• _Excerpted data_
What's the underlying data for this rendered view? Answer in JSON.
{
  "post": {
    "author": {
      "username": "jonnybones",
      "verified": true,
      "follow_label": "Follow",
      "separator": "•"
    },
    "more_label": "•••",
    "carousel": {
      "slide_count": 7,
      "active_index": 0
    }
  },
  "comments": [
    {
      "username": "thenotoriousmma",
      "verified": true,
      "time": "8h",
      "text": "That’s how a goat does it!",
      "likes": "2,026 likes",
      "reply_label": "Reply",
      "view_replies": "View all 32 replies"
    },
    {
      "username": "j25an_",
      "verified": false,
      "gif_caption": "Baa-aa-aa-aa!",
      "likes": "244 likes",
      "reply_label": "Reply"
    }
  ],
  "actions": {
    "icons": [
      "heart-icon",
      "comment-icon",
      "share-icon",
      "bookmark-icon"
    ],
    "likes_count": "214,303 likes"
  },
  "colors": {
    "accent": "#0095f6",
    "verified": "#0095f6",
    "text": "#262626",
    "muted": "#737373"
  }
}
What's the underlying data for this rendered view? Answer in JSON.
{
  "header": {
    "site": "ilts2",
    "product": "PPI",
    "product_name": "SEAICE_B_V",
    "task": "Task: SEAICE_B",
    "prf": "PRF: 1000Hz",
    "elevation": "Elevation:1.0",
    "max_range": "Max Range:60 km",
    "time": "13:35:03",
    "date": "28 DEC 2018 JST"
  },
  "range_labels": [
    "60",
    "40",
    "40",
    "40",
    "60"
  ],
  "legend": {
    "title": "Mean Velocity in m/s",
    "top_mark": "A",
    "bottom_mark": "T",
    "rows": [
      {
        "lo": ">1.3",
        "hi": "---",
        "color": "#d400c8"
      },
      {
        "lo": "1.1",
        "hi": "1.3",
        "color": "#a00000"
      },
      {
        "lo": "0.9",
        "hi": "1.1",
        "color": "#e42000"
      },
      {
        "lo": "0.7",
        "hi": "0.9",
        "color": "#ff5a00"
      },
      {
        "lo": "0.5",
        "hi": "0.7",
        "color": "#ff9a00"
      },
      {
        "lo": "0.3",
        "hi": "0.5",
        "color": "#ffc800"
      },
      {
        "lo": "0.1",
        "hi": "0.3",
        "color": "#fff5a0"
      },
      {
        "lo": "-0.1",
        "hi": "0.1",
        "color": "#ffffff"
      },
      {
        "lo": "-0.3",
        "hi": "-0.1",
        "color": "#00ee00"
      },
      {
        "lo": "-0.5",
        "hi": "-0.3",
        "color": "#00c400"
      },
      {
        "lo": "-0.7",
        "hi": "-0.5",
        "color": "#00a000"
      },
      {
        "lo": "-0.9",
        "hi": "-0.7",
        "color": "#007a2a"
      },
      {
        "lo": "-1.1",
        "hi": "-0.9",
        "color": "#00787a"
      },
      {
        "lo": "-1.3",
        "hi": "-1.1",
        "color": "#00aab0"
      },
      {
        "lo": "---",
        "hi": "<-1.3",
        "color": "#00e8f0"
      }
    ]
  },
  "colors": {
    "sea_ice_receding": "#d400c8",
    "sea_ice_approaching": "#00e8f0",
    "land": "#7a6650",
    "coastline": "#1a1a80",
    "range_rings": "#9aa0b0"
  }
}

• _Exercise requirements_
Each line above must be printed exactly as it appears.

• _Answer section_
What's the underlying data for this rendered view? Answer in JSON.
{
  "post": {
    "author": {
      "username": "jonnybones",
      "verified": true,
      "follow_label": "Follow",
      "separator": "•"
    },
    "more_label": "•••",
    "carousel": {
      "slide_count": 7,
      "active_index": 0
    }
  },
  "comments": [
    {
      "username": "thenotoriousmma",
      "verified": true,
      "time": "8h",
      "text": "That’s how a goat does it!",
      "likes": "2,026 likes",
      "reply_label": "Reply",
      "view_replies": "View all 32 replies"
    },
    {
      "username": "j25an_",
      "verified": false,
      "gif_caption": "Baa-aa-aa-aa!",
      "likes": "244 likes",
      "reply_label": "Reply"
    }
  ],
  "actions": {
    "icons": [
      "heart-icon",
      "comment-icon",
      "share-icon",
      "bookmark-icon"
    ],
    "likes_count": "214,303 likes"
  },
  "colors": {
    "accent": "#0095f6",
    "verified": "#0095f6",
    "text": "#262626",
    "muted": "#737373"
  }
}
What's the underlying data for this rendered view? Answer in JSON.
{
  "header": {
    "site": "ilts2",
    "product": "PPI",
    "product_name": "SEAICE_B_V",
    "task": "Task: SEAICE_B",
    "prf": "PRF: 1000Hz",
    "elevation": "Elevation:1.0",
    "max_range": "Max Range:60 km",
    "time": "13:35:03",
    "date": "28 DEC 2018 JST"
  },
  "range_labels": [
    "60",
    "40",
    "40",
    "40",
    "60"
  ],
  "legend": {
    "title": "Mean Velocity in m/s",
    "top_mark": "A",
    "bottom_mark": "T",
    "rows": [
      {
        "lo": ">1.3",
        "hi": "---",
        "color": "#d400c8"
      },
      {
        "lo": "1.1",
        "hi": "1.3",
        "color": "#a00000"
      },
      {
        "lo": "0.9",
        "hi": "1.1",
        "color": "#e42000"
      },
      {
        "lo": "0.7",
        "hi": "0.9",
        "color": "#ff5a00"
      },
      {
        "lo": "0.5",
        "hi": "0.7",
        "color": "#ff9a00"
      },
      {
        "lo": "0.3",
        "hi": "0.5",
        "color": "#ffc800"
      },
      {
        "lo": "0.1",
        "hi": "0.3",
        "color": "#fff5a0"
      },
      {
        "lo": "-0.1",
        "hi": "0.1",
        "color": "#ffffff"
      },
      {
        "lo": "-0.3",
        "hi": "-0.1",
        "color": "#00ee00"
      },
      {
        "lo": "-0.5",
        "hi": "-0.3",
        "color": "#00c400"
      },
      {
        "lo": "-0.7",
        "hi": "-0.5",
        "color": "#00a000"
      },
      {
        "lo": "-0.9",
        "hi": "-0.7",
        "color": "#007a2a"
      },
      {
        "lo": "-1.1",
        "hi": "-0.9",
        "color": "#00787a"
      },
      {
        "lo": "-1.3",
        "hi": "-1.1",
        "color": "#00aab0"
      },
      {
        "lo": "---",
        "hi": "<-1.3",
        "color": "#00e8f0"
      }
    ]
  },
  "colors": {
    "sea_ice_receding": "#d400c8",
    "sea_ice_approaching": "#00e8f0",
    "land": "#7a6650",
    "coastline": "#1a1a80",
    "range_rings": "#9aa0b0"
  }
}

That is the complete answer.